+++ Data for this task

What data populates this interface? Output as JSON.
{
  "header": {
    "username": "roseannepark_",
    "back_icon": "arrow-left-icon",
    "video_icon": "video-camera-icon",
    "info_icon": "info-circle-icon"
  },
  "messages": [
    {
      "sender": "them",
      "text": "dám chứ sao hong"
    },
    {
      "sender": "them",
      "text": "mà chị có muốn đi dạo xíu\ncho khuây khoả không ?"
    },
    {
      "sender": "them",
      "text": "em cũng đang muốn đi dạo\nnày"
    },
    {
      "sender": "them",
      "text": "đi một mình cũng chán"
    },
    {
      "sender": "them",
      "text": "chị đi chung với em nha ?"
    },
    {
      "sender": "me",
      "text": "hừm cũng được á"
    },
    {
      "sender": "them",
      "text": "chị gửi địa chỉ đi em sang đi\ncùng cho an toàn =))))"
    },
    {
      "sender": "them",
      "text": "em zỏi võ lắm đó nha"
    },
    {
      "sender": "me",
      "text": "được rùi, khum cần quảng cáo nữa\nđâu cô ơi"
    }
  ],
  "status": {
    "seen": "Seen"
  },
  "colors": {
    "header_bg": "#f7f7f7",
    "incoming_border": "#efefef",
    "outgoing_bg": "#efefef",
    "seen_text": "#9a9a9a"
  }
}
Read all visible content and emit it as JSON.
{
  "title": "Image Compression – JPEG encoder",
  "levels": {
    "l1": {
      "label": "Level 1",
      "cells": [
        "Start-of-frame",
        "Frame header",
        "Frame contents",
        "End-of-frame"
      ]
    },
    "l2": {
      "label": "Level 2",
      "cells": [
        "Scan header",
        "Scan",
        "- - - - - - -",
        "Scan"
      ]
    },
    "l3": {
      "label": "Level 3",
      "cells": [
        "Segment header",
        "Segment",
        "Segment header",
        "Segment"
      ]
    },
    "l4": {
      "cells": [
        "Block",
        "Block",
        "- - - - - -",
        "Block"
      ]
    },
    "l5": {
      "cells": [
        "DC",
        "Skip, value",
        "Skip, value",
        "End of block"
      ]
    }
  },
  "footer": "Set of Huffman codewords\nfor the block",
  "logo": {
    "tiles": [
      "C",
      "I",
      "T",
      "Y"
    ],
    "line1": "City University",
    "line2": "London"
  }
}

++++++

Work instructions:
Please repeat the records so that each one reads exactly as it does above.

Solution for this task:
What data populates this interface? Output as JSON.
{
  "header": {
    "username": "roseannepark_",
    "back_icon": "arrow-left-icon",
    "video_icon": "video-camera-icon",
    "info_icon": "info-circle-icon"
  },
  "messages": [
    {
      "sender": "them",
      "text": "dám chứ sao hong"
    },
    {
      "sender": "them",
      "text": "mà chị có muốn đi dạo xíu\ncho khuây khoả không ?"
    },
    {
      "sender": "them",
      "text": "em cũng đang muốn đi dạo\nnày"
    },
    {
      "sender": "them",
      "text": "đi một mình cũng chán"
    },
    {
      "sender": "them",
      "text": "chị đi chung với em nha ?"
    },
    {
      "sender": "me",
      "text": "hừm cũng được á"
    },
    {
      "sender": "them",
      "text": "chị gửi địa chỉ đi em sang đi\ncùng cho an toàn =))))"
    },
    {
      "sender": "them",
      "text": "em zỏi võ lắm đó nha"
    },
    {
      "sender": "me",
      "text": "được rùi, khum cần quảng cáo nữa\nđâu cô ơi"
    }
  ],
  "status": {
    "seen": "Seen"
  },
  "colors": {
    "header_bg": "#f7f7f7",
    "incoming_border": "#efefef",
    "outgoing_bg": "#efefef",
    "seen_text": "#9a9a9a"
  }
}
Read all visible content and emit it as JSON.
{
  "title": "Image Compression – JPEG encoder",
  "levels": {
    "l1": {
      "label": "Level 1",
      "cells": [
        "Start-of-frame",
        "Frame header",
        "Frame contents",
        "End-of-frame"
      ]
    },
    "l2": {
      "label": "Level 2",
      "cells": [
        "Scan header",
        "Scan",
        "- - - - - - -",
        "Scan"
      ]
    },
    "l3": {
      "label": "Level 3",
      "cells": [
        "Segment header",
        "Segment",
        "Segment header",
        "Segment"
      ]
    },
    "l4": {
      "cells": [
        "Block",
        "Block",
        "- - - - - -",
        "Block"
      ]
    },
    "l5": {
      "cells": [
        "DC",
        "Skip, value",
        "Skip, value",
        "End of block"
      ]
    }
  },
  "footer": "Set of Huffman codewords\nfor the block",
  "logo": {
    "tiles": [
      "C",
      "I",
      "T",
      "Y"
    ],
    "line1": "City University",
    "line2": "London"
  }
}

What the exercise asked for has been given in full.